    DNA methylation of CpG sites on genetic loci has been linked to increased risk of asthma in children exposed to elevated ambient air pollutants (AAPs). Further identification of specific CpG sites and the pollutants that are associated with methylation of these CpG sites in immune cells could impact our understanding of asthma pathophysiology. In this study, we sought to identify some CpG sites in specific genes that could be associated with asthma regulation (Foxp3 and IL10) and to identify the different AAPs for which exposure prior to the blood draw is linked to methylation levels at these sites. We recruited subjects from Fresno, California, an area known for high levels of AAPs. Blood samples and responses to questionnaires were obtained (n = 188), and in a subset of subjects (n = 33), repeat samples were collected 2 years later. Average measures of AAPs were obtained for 1, 15, 30, 90, 180, and 365 days prior to each blood draw to estimate the short-term vs. long-term effects of the AAP exposures.Asthma was significantly associated with higher differentially methylated regions (DMRs) of the Foxp3 promoter region (p = 0.030) and the IL10 intronic region (p = 0.026). Additionally, at the 90-day time period (90 days prior to the blood draw), Foxp3 methylation was positively associated with NO2, CO, and PM2.5 exposures (p = 0.001, p = 0.001, and p = 0.012, respectively). In the subset of subjects retested 2 years later (n = 33), a positive association between AAP exposure and methylation was sustained. There was also a negative correlation between the average Foxp3 methylation of the promoter region and activated Treg levels (p = 0.039) and a positive correlation between the average IL10 methylation of region 3 of intron 4 and IL10 cytokine expression (p = 0.030).Short-term and long-term exposures to high levels of CO, NO2, and PM2.5 were associated with alterations in differentially methylated regions of Foxp3. IL10 methylation showed a similar trend. For any given individual, these changes tend to be sustained over time. In addition, asthma was associated with higher differentially methylated regions of Foxp3 and IL10.

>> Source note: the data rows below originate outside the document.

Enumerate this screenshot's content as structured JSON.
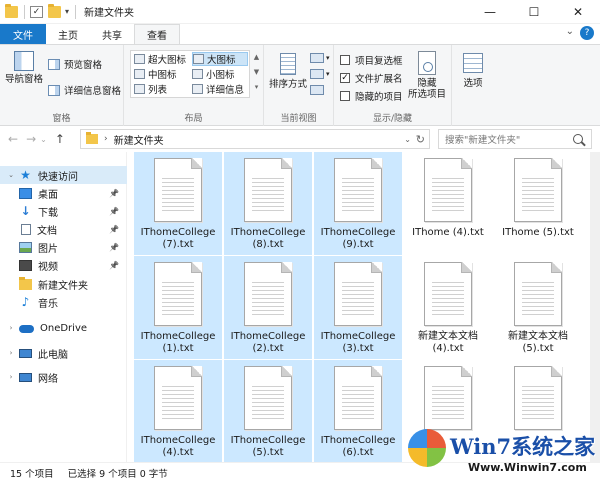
{
  "window": {
    "title": "新建文件夹",
    "minimize": "—",
    "maximize": "☐",
    "close": "✕"
  },
  "tabs": [
    "文件",
    "主页",
    "共享",
    "查看"
  ],
  "ribbon": {
    "pane": {
      "nav_pane": "导航窗格",
      "preview": "预览窗格",
      "details": "详细信息窗格",
      "label": "窗格"
    },
    "layout": {
      "items": [
        "超大图标",
        "大图标",
        "中图标",
        "小图标",
        "列表",
        "详细信息"
      ],
      "selected": "大图标",
      "label": "布局"
    },
    "current_view": {
      "sort": "排序方式",
      "label": "当前视图"
    },
    "show_hide": {
      "item_checkbox": "项目复选框",
      "file_ext": "文件扩展名",
      "hidden_items": "隐藏的项目",
      "hide_selected": "隐藏\n所选项目",
      "label": "显示/隐藏"
    },
    "options": "选项"
  },
  "address": {
    "path": "新建文件夹",
    "search_placeholder": "搜索\"新建文件夹\""
  },
  "nav": [
    {
      "label": "快速访问",
      "icon": "star-icon",
      "pinned": false,
      "selected": true,
      "chevron": true
    },
    {
      "label": "桌面",
      "icon": "desktop-icon",
      "pinned": true
    },
    {
      "label": "下载",
      "icon": "download-icon",
      "pinned": true
    },
    {
      "label": "文档",
      "icon": "document-icon",
      "pinned": true
    },
    {
      "label": "图片",
      "icon": "pictures-icon",
      "pinned": true
    },
    {
      "label": "视频",
      "icon": "video-icon",
      "pinned": true
    },
    {
      "label": "新建文件夹",
      "icon": "folder-icon",
      "pinned": false
    },
    {
      "label": "音乐",
      "icon": "music-icon",
      "pinned": false
    },
    {
      "label": "OneDrive",
      "icon": "onedrive-icon",
      "pinned": false,
      "chevron": true
    },
    {
      "label": "此电脑",
      "icon": "computer-icon",
      "pinned": false,
      "chevron": true
    },
    {
      "label": "网络",
      "icon": "network-icon",
      "pinned": false,
      "chevron": true
    }
  ],
  "files": [
    {
      "name": "IThomeCollege (7).txt",
      "selected": true
    },
    {
      "name": "IThomeCollege (8).txt",
      "selected": true
    },
    {
      "name": "IThomeCollege (9).txt",
      "selected": true
    },
    {
      "name": "IThome (4).txt",
      "selected": false
    },
    {
      "name": "IThome (5).txt",
      "selected": false
    },
    {
      "name": "IThomeCollege (1).txt",
      "selected": true
    },
    {
      "name": "IThomeCollege (2).txt",
      "selected": true
    },
    {
      "name": "IThomeCollege (3).txt",
      "selected": true
    },
    {
      "name": "新建文本文档 (4).txt",
      "selected": false
    },
    {
      "name": "新建文本文档 (5).txt",
      "selected": false
    },
    {
      "name": "IThomeCollege (4).txt",
      "selected": true
    },
    {
      "name": "IThomeCollege (5).txt",
      "selected": true
    },
    {
      "name": "IThomeCollege (6).txt",
      "selected": true
    },
    {
      "name": "",
      "selected": false
    },
    {
      "name": "",
      "selected": false
    }
  ],
  "status": {
    "count": "15 个项目",
    "selection": "已选择 9 个项目  0 字节"
  },
  "watermark": {
    "title": "Win7系统之家",
    "url": "Www.Winwin7.com"
  }
}
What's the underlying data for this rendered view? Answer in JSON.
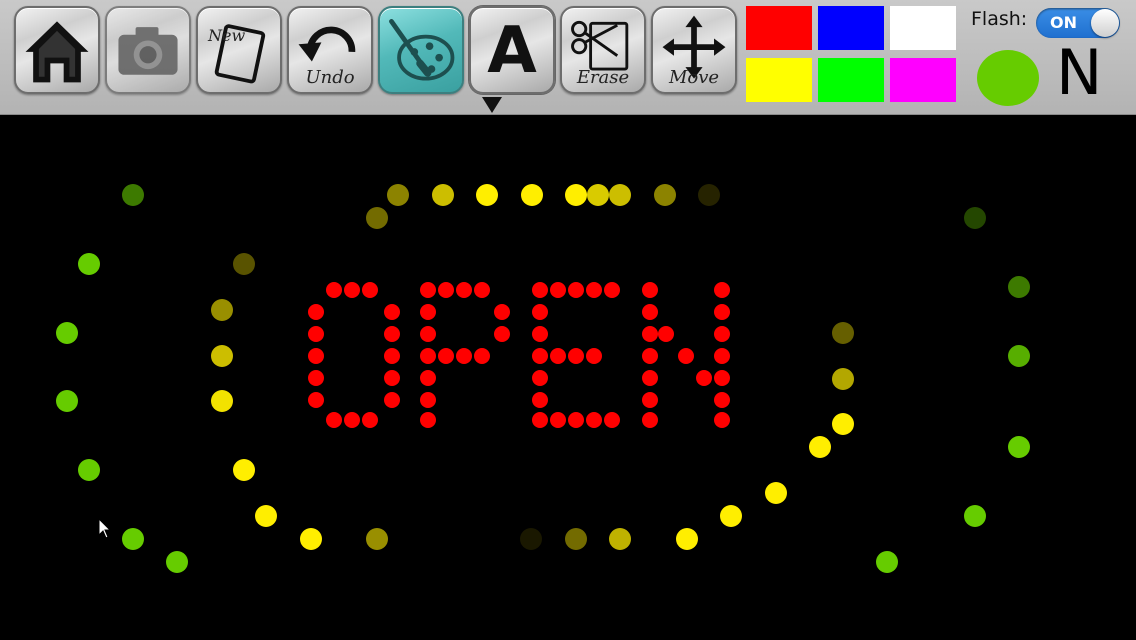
{
  "toolbar": {
    "buttons": [
      {
        "id": "home",
        "label": "",
        "icon": "home-icon"
      },
      {
        "id": "camera",
        "label": "",
        "icon": "camera-icon"
      },
      {
        "id": "new",
        "label": "New",
        "icon": "new-page-icon"
      },
      {
        "id": "undo",
        "label": "Undo",
        "icon": "undo-icon"
      },
      {
        "id": "paint",
        "label": "",
        "icon": "palette-icon"
      },
      {
        "id": "text",
        "label": "",
        "icon": "letter-a-icon"
      },
      {
        "id": "erase",
        "label": "Erase",
        "icon": "scissors-icon"
      },
      {
        "id": "move",
        "label": "Move",
        "icon": "move-arrows-icon"
      }
    ],
    "new_label": "New",
    "undo_label": "Undo",
    "erase_label": "Erase",
    "move_label": "Move",
    "text_button_letter": "A",
    "swatches": [
      "#ff0000",
      "#0000ff",
      "#ffffff",
      "#ffff00",
      "#00ff00",
      "#ff00ff"
    ],
    "flash_label": "Flash:",
    "flash_state": "ON",
    "current_color": "#66cc00",
    "direction_letter": "N"
  },
  "sign": {
    "text": "OPEN",
    "text_color": "#ff0000",
    "border_colors": {
      "yellow": "#ffee00",
      "green": "#66cc00"
    }
  }
}
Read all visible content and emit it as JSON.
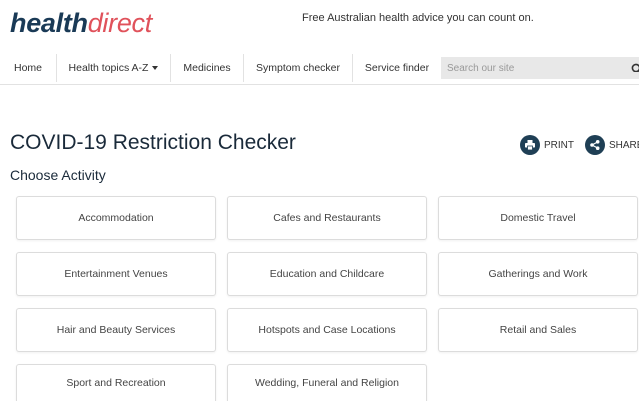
{
  "header": {
    "logo_health": "health",
    "logo_direct": "direct",
    "tagline": "Free Australian health advice you can count on."
  },
  "nav": {
    "home": "Home",
    "health_topics": "Health topics A-Z",
    "medicines": "Medicines",
    "symptom_checker": "Symptom checker",
    "service_finder": "Service finder",
    "search_placeholder": "Search our site"
  },
  "main": {
    "title": "COVID-19 Restriction Checker",
    "subtitle": "Choose Activity",
    "print_label": "PRINT",
    "share_label": "SHARE",
    "activities": [
      "Accommodation",
      "Cafes and Restaurants",
      "Domestic Travel",
      "Entertainment Venues",
      "Education and Childcare",
      "Gatherings and Work",
      "Hair and Beauty Services",
      "Hotspots and Case Locations",
      "Retail and Sales",
      "Sport and Recreation",
      "Wedding, Funeral and Religion"
    ]
  },
  "colors": {
    "brand_navy": "#1a3a56",
    "brand_red": "#e0525b",
    "icon_circle": "#1f3f55",
    "search_bg": "#e8e8e8"
  },
  "icons": {
    "print": "printer-icon",
    "share": "share-icon",
    "search": "search-icon",
    "dropdown": "caret-down-icon"
  }
}
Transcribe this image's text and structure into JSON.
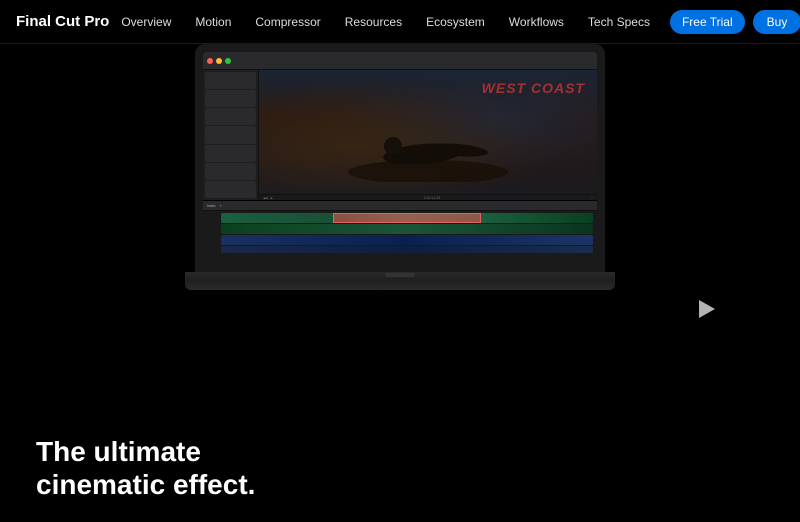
{
  "nav": {
    "logo": "Final Cut Pro",
    "links": [
      {
        "id": "overview",
        "label": "Overview"
      },
      {
        "id": "motion",
        "label": "Motion"
      },
      {
        "id": "compressor",
        "label": "Compressor"
      },
      {
        "id": "resources",
        "label": "Resources"
      },
      {
        "id": "ecosystem",
        "label": "Ecosystem"
      },
      {
        "id": "workflows",
        "label": "Workflows"
      },
      {
        "id": "tech-specs",
        "label": "Tech Specs"
      }
    ],
    "cta_trial": "Free Trial",
    "cta_buy": "Buy"
  },
  "fcp_ui": {
    "preview_title": "WEST COAST",
    "timeline_time": "1:00:14:25"
  },
  "hero": {
    "headline_line1": "The ultimate",
    "headline_line2": "cinematic effect."
  }
}
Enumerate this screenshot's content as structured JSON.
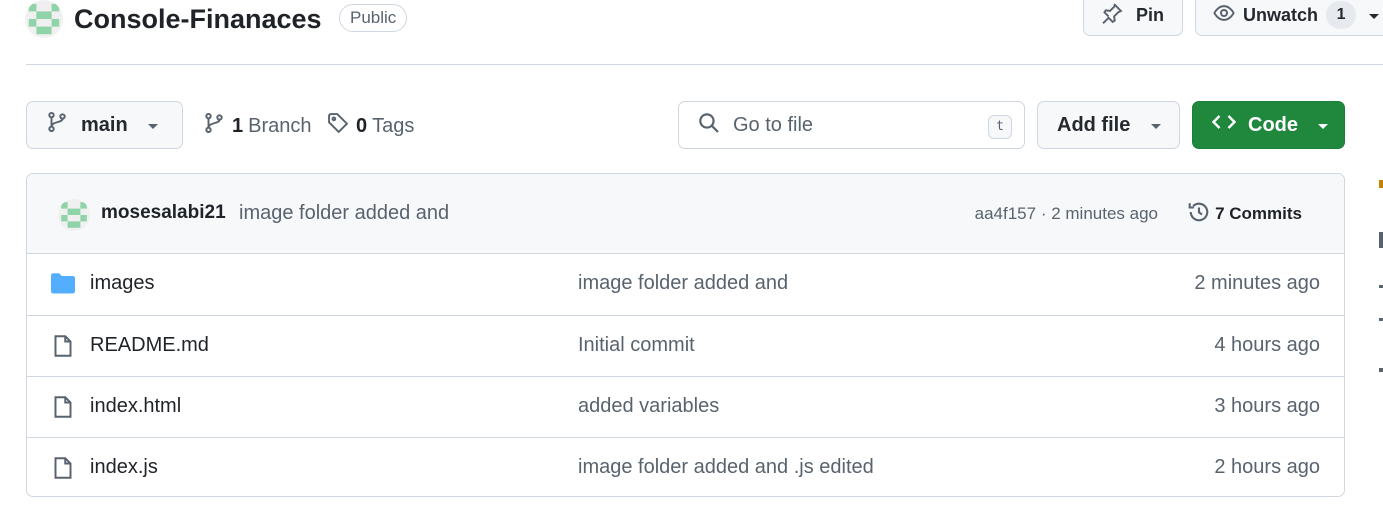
{
  "repo": {
    "name": "Console-Finanaces",
    "visibility": "Public"
  },
  "header_actions": {
    "pin_label": "Pin",
    "unwatch_label": "Unwatch",
    "watch_count": "1"
  },
  "toolbar": {
    "branch": "main",
    "branch_count": "1",
    "branch_word": "Branch",
    "tag_count": "0",
    "tag_word": "Tags",
    "search_placeholder": "Go to file",
    "search_shortcut": "t",
    "add_file_label": "Add file",
    "code_label": "Code"
  },
  "latest_commit": {
    "author": "mosesalabi21",
    "message": "image folder added and",
    "hash_time": "aa4f157 · 2 minutes ago",
    "commits_label": "7 Commits"
  },
  "files": [
    {
      "type": "folder",
      "icon": "folder-icon",
      "name": "images",
      "message": "image folder added and",
      "time": "2 minutes ago"
    },
    {
      "type": "file",
      "icon": "file-icon",
      "name": "README.md",
      "message": "Initial commit",
      "time": "4 hours ago"
    },
    {
      "type": "file",
      "icon": "file-icon",
      "name": "index.html",
      "message": "added variables",
      "time": "3 hours ago"
    },
    {
      "type": "file",
      "icon": "file-icon",
      "name": "index.js",
      "message": "image folder added and .js edited",
      "time": "2 hours ago"
    }
  ],
  "colors": {
    "accent_green": "#1f883d",
    "folder_blue": "#54aeff",
    "border": "#d0d7de",
    "muted_text": "#59636e"
  }
}
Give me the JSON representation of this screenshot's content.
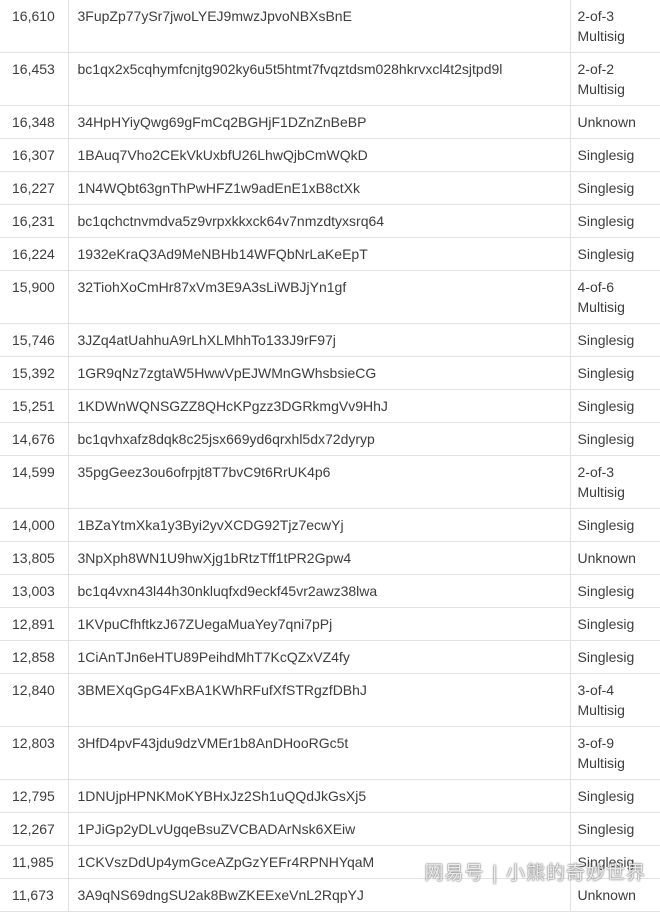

    View details for PubMedID 29317916

  • Genetic Variant Selection: Learning Across Traits and Sites GENETICS Stell, L., Sabatti, C. 2016; 202 (2): 439-?

    Abstract

    We consider resequencing studies of associated loci and the problem of prioritizing sequence variants for functional follow-up. Working within the multivariate linear regression framework helps us to account for the joint effects of multiple genes; and adopting a Bayesian approach leads to posterior probabilities that coherently incorporate all information about the variants' function. We describe two novel prior distributions that facilitate learning the role of each variable site by borrowing evidence across phenotypes and across mutations in the same gene. We illustrate their potential advantages with simulations and reanalyzing a data set of sequencing variants.

    View details for DOI 10.1534/genetics.115.184572

    View details for Web of Science ID 000371304600010

    View details for PubMedID 26680660

    View details for PubMedCentralID PMC4788227